┌────────

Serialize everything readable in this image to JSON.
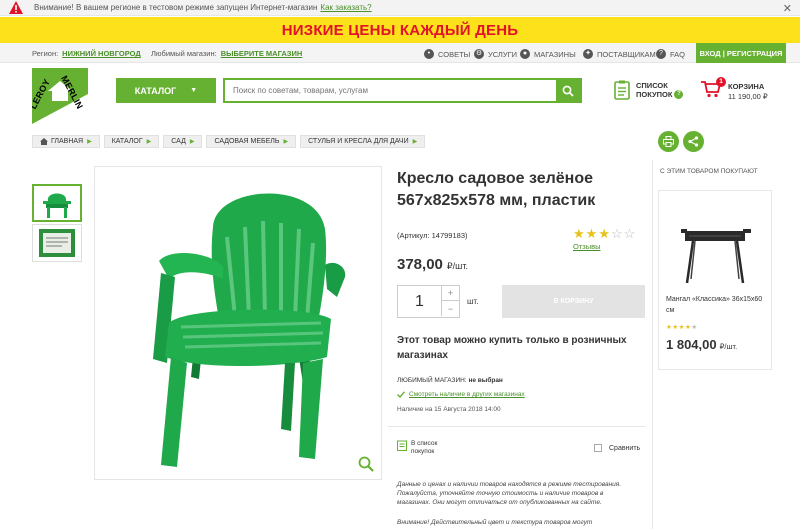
{
  "alert": {
    "text": "Внимание! В вашем регионе в тестовом режиме запущен Интернет-магазин",
    "link": "Как заказать?",
    "close": "✕"
  },
  "promo": {
    "text": "НИЗКИЕ ЦЕНЫ КАЖДЫЙ ДЕНЬ"
  },
  "topnav": {
    "region_label": "Регион:",
    "region_value": "НИЖНИЙ НОВГОРОД",
    "store_label": "Любимый магазин:",
    "store_value": "ВЫБЕРИТЕ МАГАЗИН",
    "links": [
      "СОВЕТЫ",
      "УСЛУГИ",
      "МАГАЗИНЫ",
      "ПОСТАВЩИКАМ",
      "FAQ"
    ],
    "login": "ВХОД | РЕГИСТРАЦИЯ"
  },
  "logo": {
    "line1": "LEROY",
    "line2": "MERLIN"
  },
  "header": {
    "catalog": "КАТАЛОГ",
    "search_placeholder": "Поиск по советам, товарам, услугам",
    "shoplist_line1": "СПИСОК",
    "shoplist_line2": "ПОКУПОК",
    "cart_count": "1",
    "cart_label": "КОРЗИНА",
    "cart_sum": "11 190,00 ₽"
  },
  "breadcrumbs": [
    "ГЛАВНАЯ",
    "КАТАЛОГ",
    "САД",
    "САДОВАЯ МЕБЕЛЬ",
    "СТУЛЬЯ И КРЕСЛА ДЛЯ ДАЧИ"
  ],
  "product": {
    "title": "Кресло садовое зелёное 567х825х578 мм, пластик",
    "article": "(Артикул: 14799183)",
    "rating": 3,
    "rating_max": 5,
    "reviews": "Отзывы",
    "price": "378,00",
    "price_unit": "₽/шт.",
    "qty": "1",
    "qty_unit": "шт.",
    "to_cart": "В КОРЗИНУ",
    "notice": "Этот товар можно купить только в розничных магазинах",
    "store_label": "ЛЮБИМЫЙ МАГАЗИН:",
    "store_value": "не выбран",
    "availability_link": "Смотреть наличие в других магазинах",
    "as_of": "Наличие на 15 Августа 2018 14:00",
    "in_list": "В список покупок",
    "compare": "Сравнить",
    "disclaimer": "Данные о ценах и наличии товаров находятся в режиме тестирования. Пожалуйста, уточняйте точную стоимость и наличие товаров в магазинах. Они могут отличаться от опубликованных на сайте.",
    "disclaimer2": "Внимание! Действительный цвет и текстура товаров могут"
  },
  "related": {
    "heading": "С ЭТИМ ТОВАРОМ ПОКУПАЮТ",
    "name": "Мангал «Классика» 36х15х60 см",
    "rating": 4,
    "rating_max": 5,
    "price": "1 804,00",
    "price_unit": "₽/шт."
  },
  "colors": {
    "brand_green": "#66b032",
    "promo_yellow": "#fde11b",
    "promo_red": "#e1132a",
    "chair_green": "#1fa94a"
  }
}
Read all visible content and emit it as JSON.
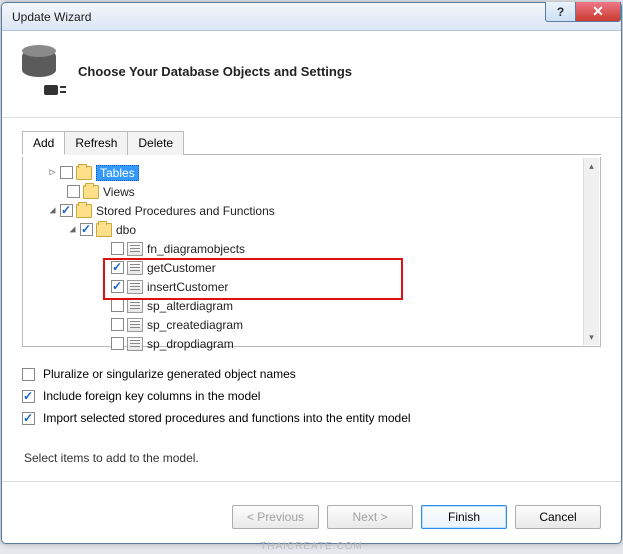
{
  "window": {
    "title": "Update Wizard"
  },
  "header": {
    "title": "Choose Your Database Objects and Settings"
  },
  "tabs": {
    "add": "Add",
    "refresh": "Refresh",
    "delete": "Delete"
  },
  "tree": {
    "tables": "Tables",
    "views": "Views",
    "sprocs": "Stored Procedures and Functions",
    "dbo": "dbo",
    "items": {
      "fn_diagramobjects": "fn_diagramobjects",
      "getCustomer": "getCustomer",
      "insertCustomer": "insertCustomer",
      "sp_alterdiagram": "sp_alterdiagram",
      "sp_creatediagram": "sp_creatediagram",
      "sp_dropdiagram": "sp_dropdiagram"
    }
  },
  "options": {
    "pluralize": "Pluralize or singularize generated object names",
    "fkcols": "Include foreign key columns in the model",
    "importprocs": "Import selected stored procedures and functions into the entity model"
  },
  "hint": "Select items to add to the model.",
  "buttons": {
    "previous": "< Previous",
    "next": "Next >",
    "finish": "Finish",
    "cancel": "Cancel"
  },
  "watermark": "THAICREATE.COM"
}
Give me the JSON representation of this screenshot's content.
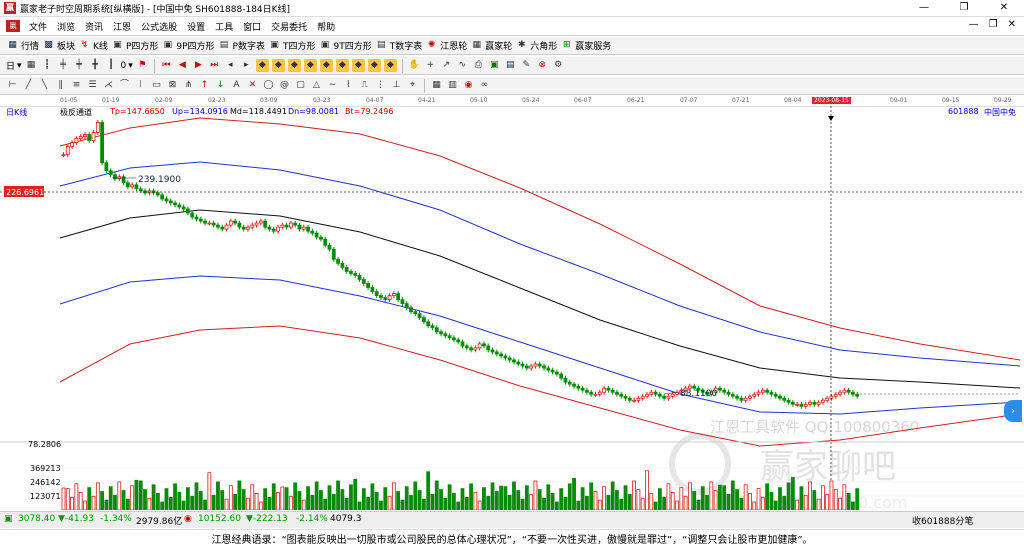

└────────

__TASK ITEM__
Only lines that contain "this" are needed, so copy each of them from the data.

__PROBLEM SOLUTION__
Serialize everything readable in this image to JSON.
Give me the JSON representation of this screenshot's content.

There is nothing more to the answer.